"As Danny and I had got on so well, that was what upset us with what happened on The Beach," he says. "I loved being Danny's actor so much. Now, though, all of that stuff with The Beach has long since passed under the bridge."

Of course, returning to such a beloved film was a huge risk for McGregor, Boyle and Hodge, as well as for the other principals from the original Trainspotting cast - Robert Carlyle, Ewen Bremner and Jonny Lee Miller.

Made on a £2 million (S$3.5 million) budget, Trainspotting outgrew its modest indie roots to become a bona fide cultural phenomenon. It is one of the few films that defined 1990s Britain and people still talk about the characters of Renton (McGregor), Spud (Bremner), Sick Boy (Miller) and the terrifying Begbie (Carlyle) to this day.

"We were very aware of and respectful of the love for the first film," says McGregor. "We all felt like that. None of us would have done a sequel for the sake of it. But when we were presented with John Hodge's script for T2, it was very clear that there was no need to worry.

"It was so good to see these characters again and see where they were at. The film has something to say, as the first one did in the 1990s. It explores something quite deep, about people looking back on their youth."
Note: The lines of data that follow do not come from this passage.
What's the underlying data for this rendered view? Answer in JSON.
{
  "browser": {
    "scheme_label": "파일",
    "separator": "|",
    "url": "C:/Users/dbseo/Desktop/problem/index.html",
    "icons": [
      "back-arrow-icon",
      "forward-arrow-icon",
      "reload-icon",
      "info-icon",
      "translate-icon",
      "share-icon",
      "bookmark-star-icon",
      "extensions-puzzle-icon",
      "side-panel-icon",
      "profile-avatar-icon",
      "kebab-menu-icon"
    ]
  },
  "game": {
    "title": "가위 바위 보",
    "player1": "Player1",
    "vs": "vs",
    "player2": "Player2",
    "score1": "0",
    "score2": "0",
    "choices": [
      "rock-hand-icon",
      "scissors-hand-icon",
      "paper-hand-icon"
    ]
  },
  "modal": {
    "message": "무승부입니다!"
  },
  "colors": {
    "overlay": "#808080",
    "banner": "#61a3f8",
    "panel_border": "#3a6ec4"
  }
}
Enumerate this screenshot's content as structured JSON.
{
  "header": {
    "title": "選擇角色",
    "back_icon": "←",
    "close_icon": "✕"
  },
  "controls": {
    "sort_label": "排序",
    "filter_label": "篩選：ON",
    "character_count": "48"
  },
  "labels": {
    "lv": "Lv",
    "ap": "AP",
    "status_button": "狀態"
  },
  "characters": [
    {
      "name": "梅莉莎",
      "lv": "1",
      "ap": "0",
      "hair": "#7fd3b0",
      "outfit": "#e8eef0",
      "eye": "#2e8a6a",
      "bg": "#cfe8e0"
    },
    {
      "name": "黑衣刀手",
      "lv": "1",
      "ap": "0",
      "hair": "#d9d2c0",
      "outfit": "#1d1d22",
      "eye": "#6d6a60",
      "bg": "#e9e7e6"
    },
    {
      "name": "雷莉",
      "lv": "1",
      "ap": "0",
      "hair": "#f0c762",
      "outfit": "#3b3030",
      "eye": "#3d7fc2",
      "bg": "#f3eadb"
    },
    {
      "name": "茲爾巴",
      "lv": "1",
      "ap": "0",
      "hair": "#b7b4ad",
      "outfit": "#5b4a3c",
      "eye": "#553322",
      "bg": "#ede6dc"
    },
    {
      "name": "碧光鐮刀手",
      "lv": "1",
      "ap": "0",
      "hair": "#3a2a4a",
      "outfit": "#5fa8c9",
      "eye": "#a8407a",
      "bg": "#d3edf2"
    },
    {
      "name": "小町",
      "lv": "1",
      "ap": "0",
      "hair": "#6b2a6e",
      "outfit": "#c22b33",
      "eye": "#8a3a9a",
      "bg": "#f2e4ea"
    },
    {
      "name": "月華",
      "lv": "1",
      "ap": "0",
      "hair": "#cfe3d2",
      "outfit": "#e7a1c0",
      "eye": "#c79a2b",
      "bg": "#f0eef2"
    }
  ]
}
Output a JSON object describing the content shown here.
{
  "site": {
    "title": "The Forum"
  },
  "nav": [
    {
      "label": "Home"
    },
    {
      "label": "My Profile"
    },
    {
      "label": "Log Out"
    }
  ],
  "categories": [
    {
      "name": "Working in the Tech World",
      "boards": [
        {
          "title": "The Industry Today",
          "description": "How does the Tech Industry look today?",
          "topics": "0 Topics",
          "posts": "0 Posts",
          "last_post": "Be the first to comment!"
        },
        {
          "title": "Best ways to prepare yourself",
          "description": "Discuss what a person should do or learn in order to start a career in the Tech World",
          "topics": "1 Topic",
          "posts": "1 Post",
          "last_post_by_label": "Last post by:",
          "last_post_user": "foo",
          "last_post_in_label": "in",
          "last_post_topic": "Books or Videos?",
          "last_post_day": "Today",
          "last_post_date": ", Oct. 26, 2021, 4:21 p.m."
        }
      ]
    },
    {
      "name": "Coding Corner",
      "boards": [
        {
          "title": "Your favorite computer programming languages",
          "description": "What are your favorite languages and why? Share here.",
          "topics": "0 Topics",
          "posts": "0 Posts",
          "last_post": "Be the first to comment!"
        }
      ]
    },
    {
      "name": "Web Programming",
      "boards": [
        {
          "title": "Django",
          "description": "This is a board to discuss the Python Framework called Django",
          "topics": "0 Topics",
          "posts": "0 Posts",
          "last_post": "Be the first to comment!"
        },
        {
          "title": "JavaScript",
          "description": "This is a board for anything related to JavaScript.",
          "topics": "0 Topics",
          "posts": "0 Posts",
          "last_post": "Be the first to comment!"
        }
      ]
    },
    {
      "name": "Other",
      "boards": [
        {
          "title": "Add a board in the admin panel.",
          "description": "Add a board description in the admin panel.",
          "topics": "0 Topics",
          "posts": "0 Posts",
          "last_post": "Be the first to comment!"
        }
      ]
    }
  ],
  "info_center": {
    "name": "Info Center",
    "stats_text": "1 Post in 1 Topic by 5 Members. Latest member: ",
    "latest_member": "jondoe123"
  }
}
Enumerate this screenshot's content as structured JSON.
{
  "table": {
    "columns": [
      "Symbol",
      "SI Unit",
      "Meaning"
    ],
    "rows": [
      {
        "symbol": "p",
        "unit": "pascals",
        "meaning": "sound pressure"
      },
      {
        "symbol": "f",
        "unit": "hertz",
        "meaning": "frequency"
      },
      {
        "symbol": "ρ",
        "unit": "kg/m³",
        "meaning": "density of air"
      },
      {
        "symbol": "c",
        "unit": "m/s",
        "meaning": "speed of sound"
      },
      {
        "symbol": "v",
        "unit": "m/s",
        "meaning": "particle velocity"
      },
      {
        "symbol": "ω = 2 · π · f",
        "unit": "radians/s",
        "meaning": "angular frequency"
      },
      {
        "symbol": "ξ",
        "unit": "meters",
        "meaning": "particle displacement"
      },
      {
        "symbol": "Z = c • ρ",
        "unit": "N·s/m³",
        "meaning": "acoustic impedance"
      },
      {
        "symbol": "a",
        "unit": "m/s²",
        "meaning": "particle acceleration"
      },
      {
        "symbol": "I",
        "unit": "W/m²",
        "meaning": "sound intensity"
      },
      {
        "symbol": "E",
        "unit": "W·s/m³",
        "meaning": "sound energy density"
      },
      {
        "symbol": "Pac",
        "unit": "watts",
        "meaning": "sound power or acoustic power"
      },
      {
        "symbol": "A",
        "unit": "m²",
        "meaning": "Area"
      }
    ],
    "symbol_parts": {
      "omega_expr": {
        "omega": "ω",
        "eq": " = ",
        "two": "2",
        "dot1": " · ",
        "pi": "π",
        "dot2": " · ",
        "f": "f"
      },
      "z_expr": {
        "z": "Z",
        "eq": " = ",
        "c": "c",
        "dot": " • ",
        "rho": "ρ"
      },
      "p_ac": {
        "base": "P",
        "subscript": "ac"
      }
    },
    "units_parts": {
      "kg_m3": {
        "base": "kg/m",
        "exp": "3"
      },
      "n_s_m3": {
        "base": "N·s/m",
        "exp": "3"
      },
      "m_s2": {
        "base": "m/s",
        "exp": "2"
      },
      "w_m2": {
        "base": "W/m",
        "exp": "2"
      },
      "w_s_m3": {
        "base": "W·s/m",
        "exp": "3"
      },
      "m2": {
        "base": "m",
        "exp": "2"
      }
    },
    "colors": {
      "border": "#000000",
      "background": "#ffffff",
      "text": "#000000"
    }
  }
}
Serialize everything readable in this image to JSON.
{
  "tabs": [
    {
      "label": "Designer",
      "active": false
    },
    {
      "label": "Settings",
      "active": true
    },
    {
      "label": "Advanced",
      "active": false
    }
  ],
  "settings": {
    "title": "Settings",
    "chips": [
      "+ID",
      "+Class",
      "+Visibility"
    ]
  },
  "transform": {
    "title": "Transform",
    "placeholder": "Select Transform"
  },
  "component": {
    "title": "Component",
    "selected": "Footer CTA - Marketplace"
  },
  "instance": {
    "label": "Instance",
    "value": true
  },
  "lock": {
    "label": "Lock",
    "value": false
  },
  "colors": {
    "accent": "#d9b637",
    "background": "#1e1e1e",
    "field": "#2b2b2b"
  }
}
According to Bremner, 45, the first day on set was "quite emotional, almost surreal, for all of us". "I think we all felt quite tender. We were given such a gift 20 years ago with these parts," he says.

T2 picks up two decades after the original film ended and the audience is shown how time has not been kind to them.

Boyle says: "It's 21 years since the release of the first film and conventional wisdom says that 20 years is too late to do a sequel. But actually, the time lapse gives the film a raison d'etre. When you put the actors side by side with how they looked 20 years ago, it's brutal. We looked at it 10 years ago and the actors didn't look that different. I used to joke with them that they must be moisturising all the time.

"Twenty years is a long time and you can feel it."

Miller, 44, agrees, noting that life experience has given the characters added depth and plenty of pathos.

"The important thing was that we waited until it got to 20 years because then you can ask some interesting questions about relationships and life," he says. "The characters in the original didn't give a damn. They were just going for it and experiencing life head on. But you don't feel the same way 20 years on. You've got all this baggage and these problems and this cynicism.

"There was no point in making a sequel to Trainspotting unless we were examining some bigger issues: What's it like being older? What have you done? What's happened to the characters and what are the implications?"

That time has been harsh on the four male characters is emphasised by the agency of the women in the film, not least Diane (Kelly Macdonald), who had a relationship with Renton in the first movie.

In T2, she has gone on to become a lawyer. "Diane has done a wonderful job in the meantime and her becoming a successful lawyer stands testimony to how much time the boys have wasted," says Boyle.

As one might expect, the new film is full of knowing nods to the original. There is a scene in a toilet, another where audiences see Renton bouncing off the bonnet of the car, and Renton and Spud running together - though the vast majority of these moments grew organically during filming, according to the director.

The only intentional reference written into Hodge's script arrives when Spud leaves a boxing club and we see him under the huge arch that features in the opening to the original film, just as Renton is hit by a car. "That was built into the script," says Boyle. "In fact, it was absolutely fundamental."

Will references from Trainspotting and T2 appear in a third film?

"Stranger things happened," says Boyle with a smile. "If you had asked me about a sequel after the first one we would have gone 'Whoa!'"

•T2 Trainspotting opens in Singapore tomorrow.

A version of this article appeared in the print edition of The Straits Times on March 01, 2017, with the headline 'The lost years'. Print Edition | Subscribe